(Data provided)

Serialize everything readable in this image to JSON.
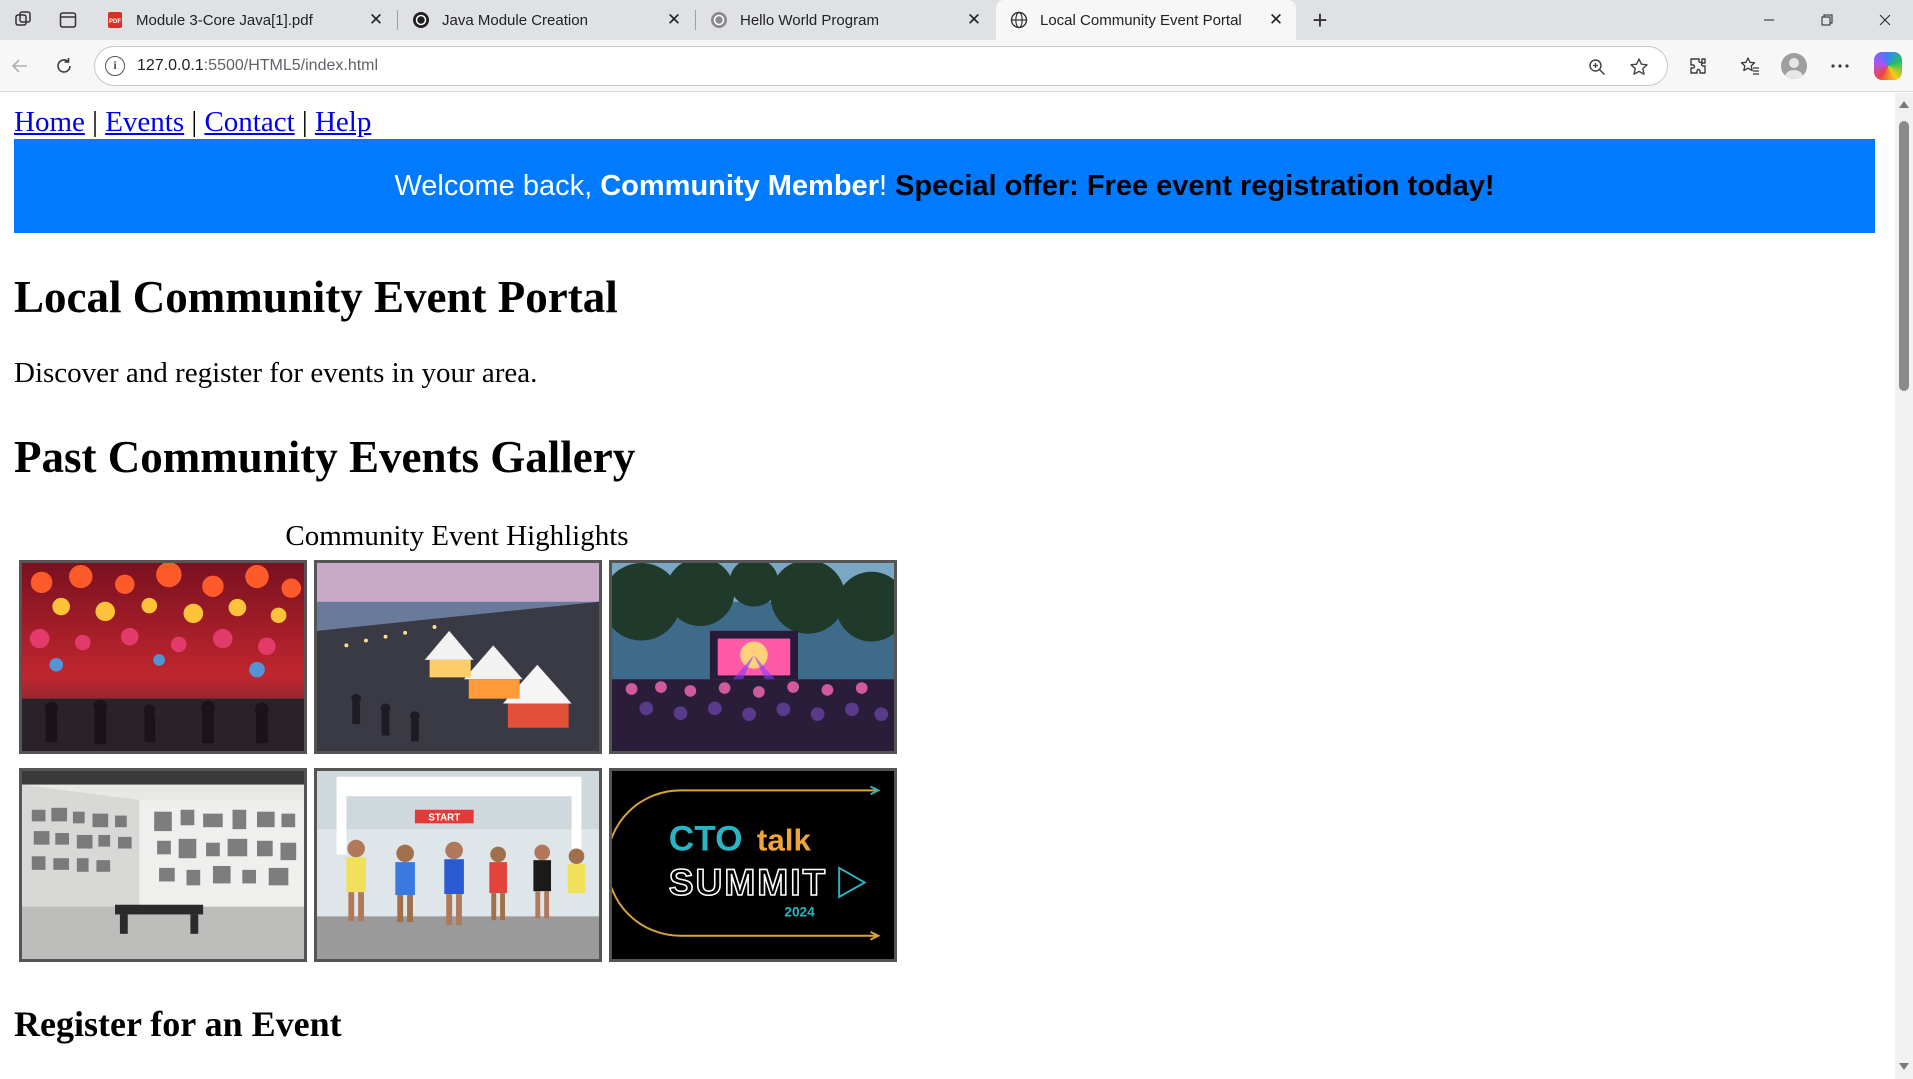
{
  "browser": {
    "tabs": [
      {
        "title": "Module 3-Core Java[1].pdf",
        "favicon": "pdf-icon",
        "active": false
      },
      {
        "title": "Java Module Creation",
        "favicon": "openai-icon",
        "active": false
      },
      {
        "title": "Hello World Program",
        "favicon": "openai-icon",
        "active": false
      },
      {
        "title": "Local Community Event Portal",
        "favicon": "globe-icon",
        "active": true
      }
    ],
    "url": {
      "host": "127.0.0.1",
      "rest": ":5500/HTML5/index.html"
    },
    "new_tab_glyph": "+",
    "close_glyph": "✕"
  },
  "page": {
    "nav": [
      {
        "label": "Home"
      },
      {
        "label": "Events"
      },
      {
        "label": "Contact"
      },
      {
        "label": "Help"
      }
    ],
    "nav_separator": "|",
    "banner": {
      "prefix": "Welcome back, ",
      "name": "Community Member",
      "suffix": "!",
      "offer": "Special offer: Free event registration today!",
      "background": "#007bff"
    },
    "title": "Local Community Event Portal",
    "tagline": "Discover and register for events in your area.",
    "gallery_title": "Past Community Events Gallery",
    "gallery_caption": "Community Event Highlights",
    "gallery_images": [
      {
        "name": "lantern-festival-photo"
      },
      {
        "name": "waterfront-market-photo"
      },
      {
        "name": "outdoor-concert-photo"
      },
      {
        "name": "art-gallery-photo"
      },
      {
        "name": "marathon-start-photo",
        "banner_text": "START"
      },
      {
        "name": "cto-talk-summit-photo",
        "logo_line1": "CTO",
        "logo_line1b": "talk",
        "logo_line2": "SUMMIT",
        "logo_year": "2024"
      }
    ],
    "register_title": "Register for an Event"
  }
}
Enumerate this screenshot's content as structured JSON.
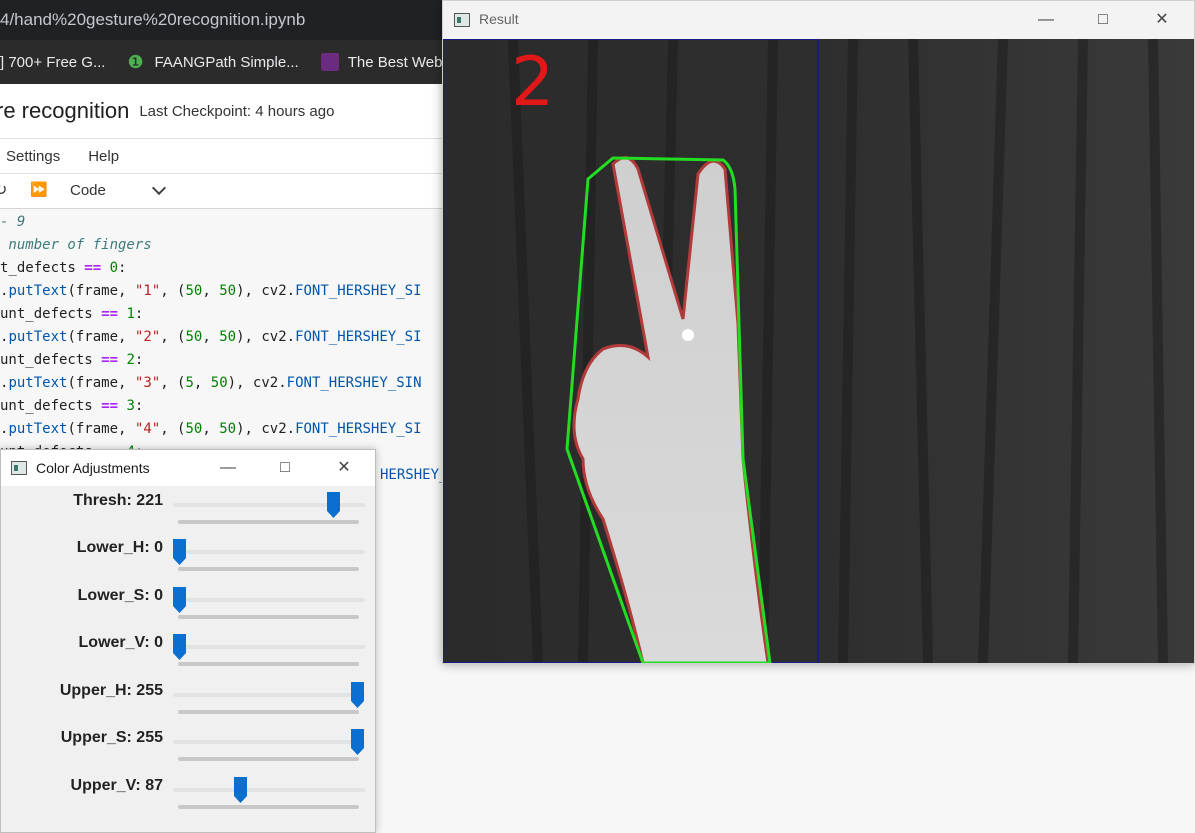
{
  "browser": {
    "url_text": "4/hand%20gesture%20recognition.ipynb",
    "bookmarks": [
      {
        "label": "] 700+ Free G...",
        "icon": "bookmark-icon"
      },
      {
        "label": "FAANGPath Simple...",
        "icon": "leaf-icon"
      },
      {
        "label": "The Best Websit",
        "icon": "site-icon"
      }
    ]
  },
  "jupyter": {
    "notebook_name": "re recognition",
    "checkpoint": "Last Checkpoint: 4 hours ago",
    "menu": [
      "Settings",
      "Help"
    ],
    "cell_type": "Code",
    "code_lines": [
      [
        {
          "t": "- 9",
          "c": "cm"
        }
      ],
      [
        {
          "t": " number of fingers",
          "c": "cm"
        }
      ],
      [
        {
          "t": "t_defects ",
          "c": ""
        },
        {
          "t": "==",
          "c": "kw"
        },
        {
          "t": " ",
          "c": ""
        },
        {
          "t": "0",
          "c": "num"
        },
        {
          "t": ":",
          "c": ""
        }
      ],
      [
        {
          "t": ".",
          "c": ""
        },
        {
          "t": "putText",
          "c": "mod"
        },
        {
          "t": "(frame, ",
          "c": ""
        },
        {
          "t": "\"1\"",
          "c": "str"
        },
        {
          "t": ", (",
          "c": ""
        },
        {
          "t": "50",
          "c": "num"
        },
        {
          "t": ", ",
          "c": ""
        },
        {
          "t": "50",
          "c": "num"
        },
        {
          "t": "), cv2.",
          "c": ""
        },
        {
          "t": "FONT_HERSHEY_SI",
          "c": "mod"
        }
      ],
      [
        {
          "t": "unt_defects ",
          "c": ""
        },
        {
          "t": "==",
          "c": "kw"
        },
        {
          "t": " ",
          "c": ""
        },
        {
          "t": "1",
          "c": "num"
        },
        {
          "t": ":",
          "c": ""
        }
      ],
      [
        {
          "t": ".",
          "c": ""
        },
        {
          "t": "putText",
          "c": "mod"
        },
        {
          "t": "(frame, ",
          "c": ""
        },
        {
          "t": "\"2\"",
          "c": "str"
        },
        {
          "t": ", (",
          "c": ""
        },
        {
          "t": "50",
          "c": "num"
        },
        {
          "t": ", ",
          "c": ""
        },
        {
          "t": "50",
          "c": "num"
        },
        {
          "t": "), cv2.",
          "c": ""
        },
        {
          "t": "FONT_HERSHEY_SI",
          "c": "mod"
        }
      ],
      [
        {
          "t": "unt_defects ",
          "c": ""
        },
        {
          "t": "==",
          "c": "kw"
        },
        {
          "t": " ",
          "c": ""
        },
        {
          "t": "2",
          "c": "num"
        },
        {
          "t": ":",
          "c": ""
        }
      ],
      [
        {
          "t": ".",
          "c": ""
        },
        {
          "t": "putText",
          "c": "mod"
        },
        {
          "t": "(frame, ",
          "c": ""
        },
        {
          "t": "\"3\"",
          "c": "str"
        },
        {
          "t": ", (",
          "c": ""
        },
        {
          "t": "5",
          "c": "num"
        },
        {
          "t": ", ",
          "c": ""
        },
        {
          "t": "50",
          "c": "num"
        },
        {
          "t": "), cv2.",
          "c": ""
        },
        {
          "t": "FONT_HERSHEY_SIN",
          "c": "mod"
        }
      ],
      [
        {
          "t": "unt_defects ",
          "c": ""
        },
        {
          "t": "==",
          "c": "kw"
        },
        {
          "t": " ",
          "c": ""
        },
        {
          "t": "3",
          "c": "num"
        },
        {
          "t": ":",
          "c": ""
        }
      ],
      [
        {
          "t": ".",
          "c": ""
        },
        {
          "t": "putText",
          "c": "mod"
        },
        {
          "t": "(frame, ",
          "c": ""
        },
        {
          "t": "\"4\"",
          "c": "str"
        },
        {
          "t": ", (",
          "c": ""
        },
        {
          "t": "50",
          "c": "num"
        },
        {
          "t": ", ",
          "c": ""
        },
        {
          "t": "50",
          "c": "num"
        },
        {
          "t": "), cv2.",
          "c": ""
        },
        {
          "t": "FONT_HERSHEY_SI",
          "c": "mod"
        }
      ],
      [
        {
          "t": "unt_defects ",
          "c": ""
        },
        {
          "t": "==",
          "c": "kw"
        },
        {
          "t": " ",
          "c": ""
        },
        {
          "t": "4",
          "c": "num"
        },
        {
          "t": ":",
          "c": ""
        }
      ],
      [
        {
          "t": "HERSHEY_SI",
          "c": "mod"
        }
      ]
    ]
  },
  "result_window": {
    "title": "Result",
    "finger_count": "2",
    "colors": {
      "contour": "#b23a3a",
      "hull": "#22dd22",
      "count_text": "#e01818",
      "roi_line": "#1a1a8c"
    }
  },
  "adjust_window": {
    "title": "Color Adjustments",
    "thumb_color": "#0a6fd1",
    "trackbars": [
      {
        "name": "Thresh",
        "value": 221,
        "max": 255
      },
      {
        "name": "Lower_H",
        "value": 0,
        "max": 255
      },
      {
        "name": "Lower_S",
        "value": 0,
        "max": 255
      },
      {
        "name": "Lower_V",
        "value": 0,
        "max": 255
      },
      {
        "name": "Upper_H",
        "value": 255,
        "max": 255
      },
      {
        "name": "Upper_S",
        "value": 255,
        "max": 255
      },
      {
        "name": "Upper_V",
        "value": 87,
        "max": 255
      }
    ]
  }
}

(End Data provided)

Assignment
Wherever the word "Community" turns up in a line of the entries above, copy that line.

Problem solution
        "title": "Local Community Event Portal",
      "name": "Community Member",
    "title": "Local Community Event Portal",
    "gallery_title": "Past Community Events Gallery",
    "gallery_caption": "Community Event Highlights",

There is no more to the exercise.